─── Data extract ───
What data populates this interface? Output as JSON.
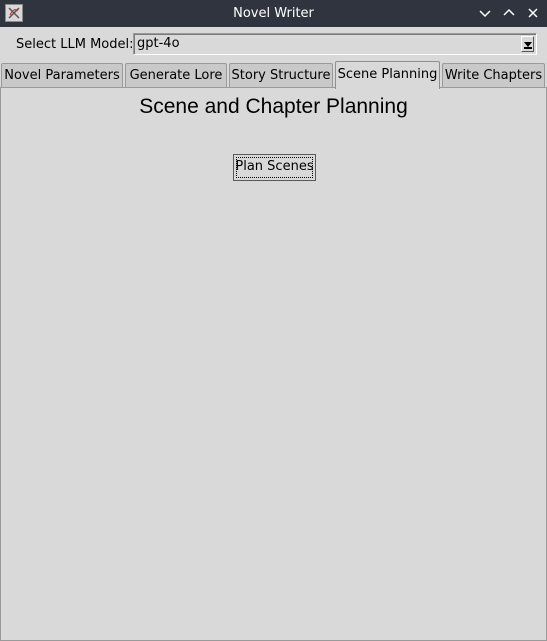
{
  "window": {
    "title": "Novel Writer"
  },
  "model_selector": {
    "label": "Select LLM Model:",
    "value": "gpt-4o"
  },
  "tabs": [
    {
      "label": "Novel Parameters"
    },
    {
      "label": "Generate Lore"
    },
    {
      "label": "Story Structure"
    },
    {
      "label": "Scene Planning",
      "active": true
    },
    {
      "label": "Write Chapters"
    }
  ],
  "panel": {
    "title": "Scene and Chapter Planning",
    "plan_button_label": "Plan Scenes"
  },
  "colors": {
    "titlebar_bg": "#2f343f",
    "window_bg": "#d9d9d9",
    "inactive_tab_bg": "#c9c9c9"
  },
  "icons": {
    "app": "app-icon",
    "minimize": "chevron-down-icon",
    "maximize": "chevron-up-icon",
    "close": "close-icon",
    "dropdown": "dropdown-arrow-icon"
  }
}
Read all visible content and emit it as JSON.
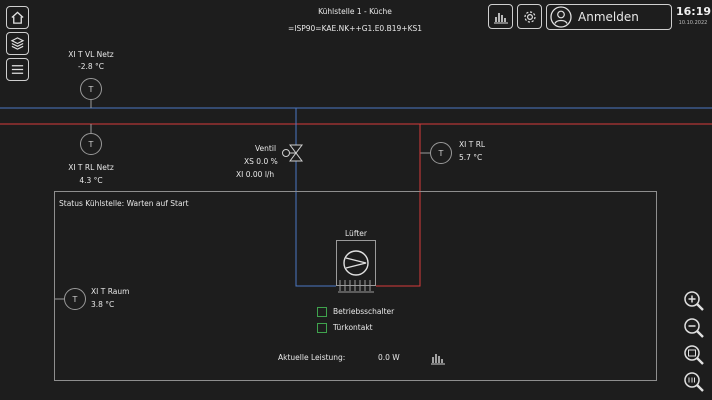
{
  "header": {
    "title": "Kühlstelle 1 - Küche",
    "code": "=ISP90=KAE.NK++G1.E0.B19+KS1",
    "login_label": "Anmelden",
    "time": "16:19",
    "date": "10.10.2022"
  },
  "left_nav": {
    "icons": [
      "home-icon",
      "layers-icon",
      "menu-icon"
    ]
  },
  "top_right_icons": [
    "chart-icon",
    "gear-icon",
    "user-icon"
  ],
  "sensors": {
    "vl_netz": {
      "label": "XI T VL Netz",
      "value": "-2.8 °C",
      "symbol": "T"
    },
    "rl_netz": {
      "label": "XI T RL Netz",
      "value": "4.3 °C",
      "symbol": "T"
    },
    "rl": {
      "label": "XI T RL",
      "value": "5.7 °C",
      "symbol": "T"
    },
    "raum": {
      "label": "XI T Raum",
      "value": "3.8 °C",
      "symbol": "T"
    }
  },
  "valve": {
    "label": "Ventil",
    "xs": "XS 0.0 %",
    "xi": "XI 0.00 l/h"
  },
  "panel": {
    "status": "Status Kühlstelle: Warten auf Start",
    "fan_label": "Lüfter",
    "checkboxes": [
      {
        "label": "Betriebsschalter",
        "checked": false
      },
      {
        "label": "Türkontakt",
        "checked": false
      }
    ],
    "power_label": "Aktuelle Leistung:",
    "power_value": "0.0 W"
  },
  "zoom_icons": [
    "zoom-in-icon",
    "zoom-out-icon",
    "zoom-fit-icon",
    "zoom-reset-icon"
  ],
  "colors": {
    "flow_line": "#4a78c4",
    "return_line": "#d63a3a",
    "checkbox_border": "#3fa34d"
  }
}
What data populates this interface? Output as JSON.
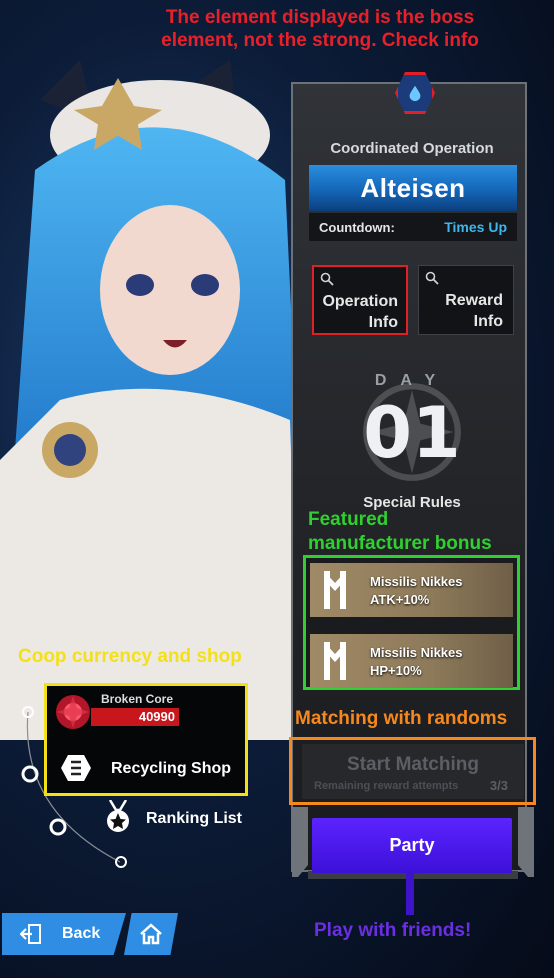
{
  "annotations": {
    "top_line1": "The element displayed is the boss",
    "top_line2": "element, not the strong. Check info",
    "manufacturer_line1": "Featured",
    "manufacturer_line2": "manufacturer bonus",
    "coop": "Coop currency and shop",
    "matching": "Matching with randoms",
    "party": "Play with friends!"
  },
  "colors": {
    "annotation_red": "#e8202a",
    "annotation_green": "#2fd02f",
    "annotation_yellow": "#f4e01a",
    "annotation_orange": "#f7881d",
    "annotation_purple": "#6a2fe0",
    "boss_bar": "#1466b8",
    "countdown_value": "#3db7ee",
    "party_button": "#4a18f0",
    "core_bar": "#c8161d",
    "bottom_buttons": "#2f8ee3"
  },
  "panel": {
    "element_icon": "water-drop-icon",
    "title": "Coordinated Operation",
    "boss_name": "Alteisen",
    "countdown_label": "Countdown:",
    "countdown_value": "Times Up",
    "operation_info_line1": "Operation",
    "operation_info_line2": "Info",
    "reward_info_line1": "Reward",
    "reward_info_line2": "Info",
    "day_label": "DAY",
    "day_number": "01",
    "special_rules": "Special Rules",
    "bonuses": [
      {
        "name": "Missilis Nikkes",
        "value": "ATK+10%"
      },
      {
        "name": "Missilis Nikkes",
        "value": "HP+10%"
      }
    ],
    "start_matching": "Start Matching",
    "remaining_label": "Remaining reward attempts",
    "remaining_value": "3/3",
    "party": "Party"
  },
  "coop": {
    "currency_name": "Broken Core",
    "currency_value": "40990",
    "shop_label": "Recycling Shop"
  },
  "ranking_label": "Ranking List",
  "nav": {
    "back_label": "Back",
    "home_icon": "home-icon"
  }
}
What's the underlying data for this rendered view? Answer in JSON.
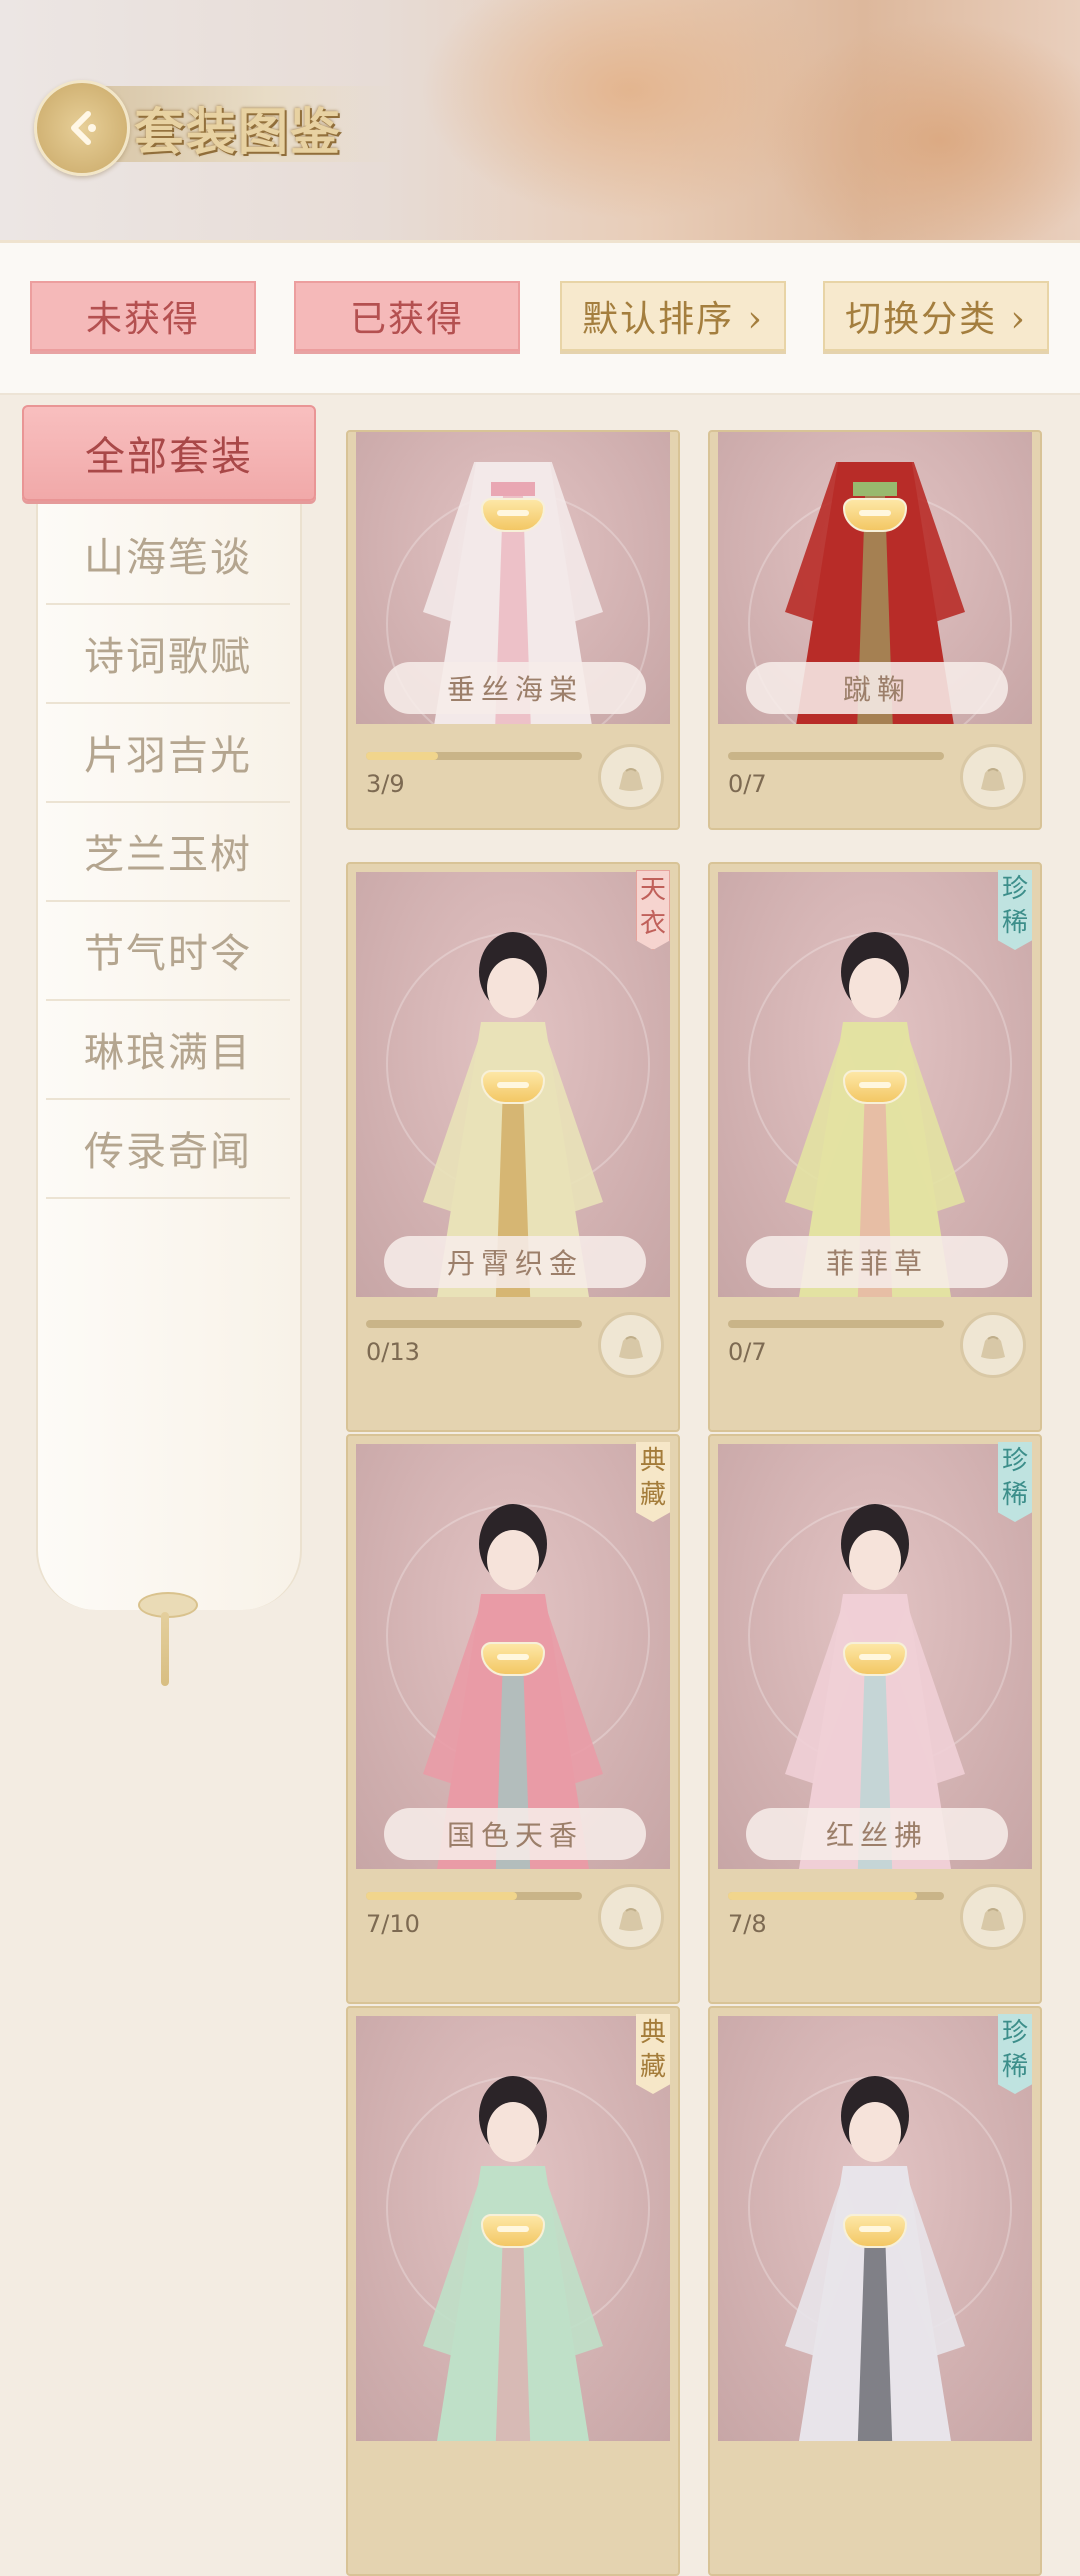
{
  "header": {
    "title": "套装图鉴",
    "back_icon": "back-arrow-icon"
  },
  "filters": {
    "not_obtained": "未获得",
    "obtained": "已获得",
    "sort": "默认排序 ›",
    "switch_category": "切换分类 ›"
  },
  "sidebar": {
    "active": "全部套装",
    "items": [
      "山海笔谈",
      "诗词歌赋",
      "片羽吉光",
      "芝兰玉树",
      "节气时令",
      "琳琅满目",
      "传录奇闻"
    ]
  },
  "colors": {
    "accent_pink": "#f5b9b9",
    "accent_gold": "#e4d3b0",
    "tag_teal": "#bfe3e0",
    "tag_red": "#f6d4cf"
  },
  "cards": [
    {
      "name": "垂丝海棠",
      "progress": "3/9",
      "fraction": 0.333,
      "tag": "",
      "outfit": "#f3e9e9",
      "accent": "#e9a7b3"
    },
    {
      "name": "蹴鞠",
      "progress": "0/7",
      "fraction": 0,
      "tag": "",
      "outfit": "#b82c28",
      "accent": "#98b96e"
    },
    {
      "name": "丹霄织金",
      "progress": "0/13",
      "fraction": 0,
      "tag": "天衣",
      "tag_style": "red",
      "outfit": "#e9e2b8",
      "accent": "#c99a45"
    },
    {
      "name": "菲菲草",
      "progress": "0/7",
      "fraction": 0,
      "tag": "珍稀",
      "tag_style": "teal",
      "outfit": "#e3e2a2",
      "accent": "#e9a6a6"
    },
    {
      "name": "国色天香",
      "progress": "7/10",
      "fraction": 0.7,
      "tag": "典藏",
      "tag_style": "gold",
      "outfit": "#e99ba6",
      "accent": "#8fd4cc"
    },
    {
      "name": "红丝拂",
      "progress": "7/8",
      "fraction": 0.875,
      "tag": "珍稀",
      "tag_style": "teal",
      "outfit": "#f0cfd6",
      "accent": "#a9d9d6"
    },
    {
      "name": "",
      "progress": "",
      "fraction": 0,
      "tag": "典藏",
      "tag_style": "gold",
      "outfit": "#bfe0c8",
      "accent": "#e7a0a8"
    },
    {
      "name": "",
      "progress": "",
      "fraction": 0,
      "tag": "珍稀",
      "tag_style": "teal",
      "outfit": "#e8e4ea",
      "accent": "#3b3d45"
    }
  ]
}
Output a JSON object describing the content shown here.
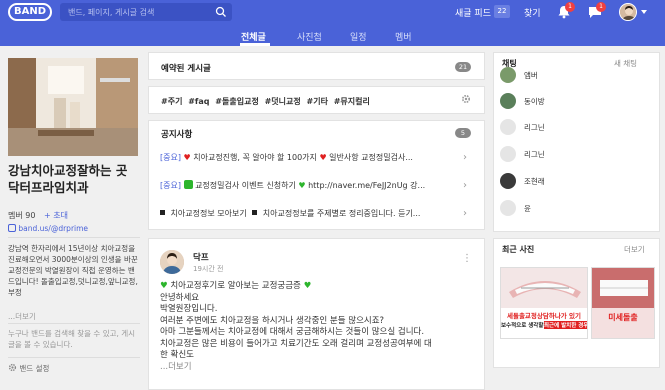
{
  "header": {
    "logo": "BAND",
    "search_placeholder": "밴드, 페이지, 게시글 검색",
    "new_feed_label": "새글 피드",
    "new_feed_count": "22",
    "find_label": "찾기",
    "notification_badge": "1",
    "chat_badge": "1"
  },
  "subnav": {
    "tabs": [
      "전체글",
      "사진첩",
      "일정",
      "멤버"
    ],
    "active_tab": "전체글"
  },
  "band": {
    "name": "강남치아교정잘하는 곳 닥터프라임치과",
    "members": "멤버 90",
    "invite": "+ 초대",
    "url": "band.us/@drprime",
    "description": "강남역 한자리에서 15년이상 치아교정을 진료해오면서 3000분이상의 인생을 바꾼 교정전문의 박열원장이 직접 운영하는 밴드입니다! 돌출입교정,덧니교정,앞니교정,부정",
    "more": "...더보기",
    "search_note": "누구나 밴드를 검색해 찾을 수 있고, 게시글을 볼 수 있습니다.",
    "settings_label": "밴드 설정"
  },
  "reserved": {
    "title": "예약된 게시글",
    "count": "21"
  },
  "tags": "#주기 #faq #돌출입교정 #덧니교정 #기타 #뮤지컬리",
  "notices": {
    "title": "공지사항",
    "count": "5",
    "items": [
      {
        "tag": "[중요]",
        "text": "치아교정진행, 꼭 알아야 할 100가지",
        "text2": "일반사항 교정정밀검사..."
      },
      {
        "tag": "[중요]",
        "text": "교정정밀검사 이벤트 신청하기",
        "text2": "http://naver.me/FeJJ2nUg 강..."
      },
      {
        "tag": "",
        "text": "치아교정정보 모아보기",
        "text2": "치아교정정보를 주제별로 정리중입니다. 듣기..."
      }
    ]
  },
  "post": {
    "author": "닥프",
    "time": "19시간 전",
    "lines": [
      "치아교정후기로 알아보는 교정궁금증",
      "안녕하세요",
      "박열원장입니다.",
      "여러분 주변에도 치아교정을 하시거나 생각중인 분들 많으시죠?",
      "아마 그분들께서는 치아교정에 대해서 궁금해하시는 것들이 많으실 겁니다.",
      "치아교정은 많은 비용이 들어가고 치료기간도 오래 걸리며 교정성공여부에 대",
      "한 확신도",
      "...더보기"
    ]
  },
  "chat": {
    "title": "채팅",
    "new_chat": "새 채팅",
    "items": [
      "앰버",
      "동이방",
      "리그닌",
      "리그닌",
      "조현래",
      "윤"
    ]
  },
  "photos": {
    "title": "최근 사진",
    "more": "더보기",
    "thumb_labels": [
      "세돌출교정상담하나가 있기",
      "보수적으로 생각할경",
      "최근에 발치한 경우",
      "미세돌출"
    ]
  },
  "colors": {
    "brand": "#4a62d8",
    "heart": "#e02020",
    "green": "#2db52d"
  }
}
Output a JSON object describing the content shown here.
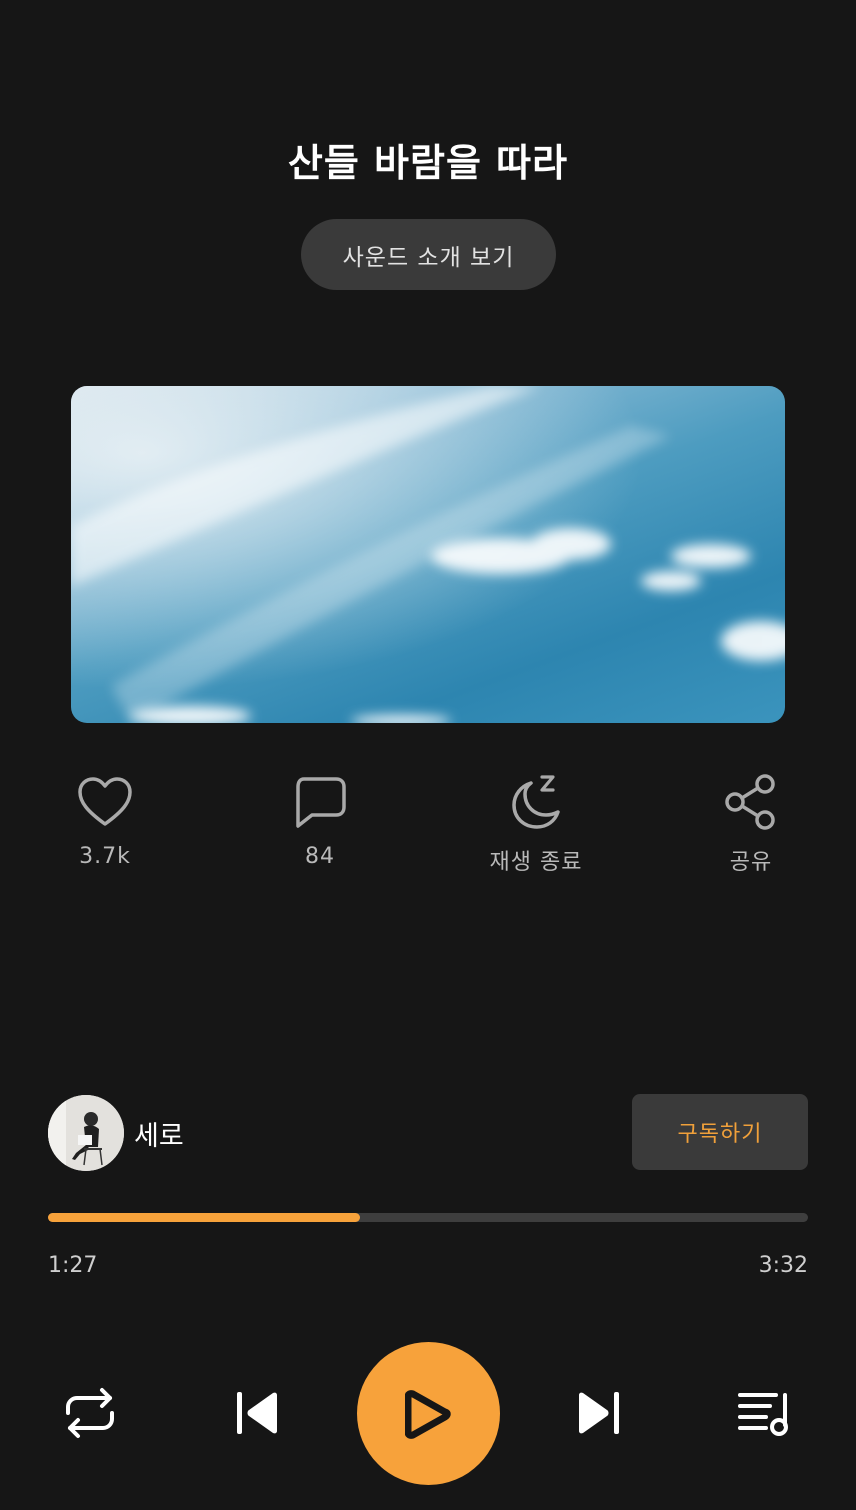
{
  "track": {
    "title": "산들 바람을 따라",
    "intro_button": "사운드 소개 보기"
  },
  "actions": [
    {
      "icon": "heart-icon",
      "label": "3.7k"
    },
    {
      "icon": "comment-icon",
      "label": "84"
    },
    {
      "icon": "sleep-moon-icon",
      "label": "재생 종료"
    },
    {
      "icon": "share-icon",
      "label": "공유"
    }
  ],
  "artist": {
    "name": "세로",
    "subscribe_label": "구독하기"
  },
  "playback": {
    "current_time": "1:27",
    "total_time": "3:32",
    "progress_fraction": 0.41
  },
  "colors": {
    "accent": "#f7a23b",
    "background": "#161616",
    "button_bg": "#3a3a3a"
  }
}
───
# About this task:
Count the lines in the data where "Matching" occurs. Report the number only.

# Answer to this problem:
2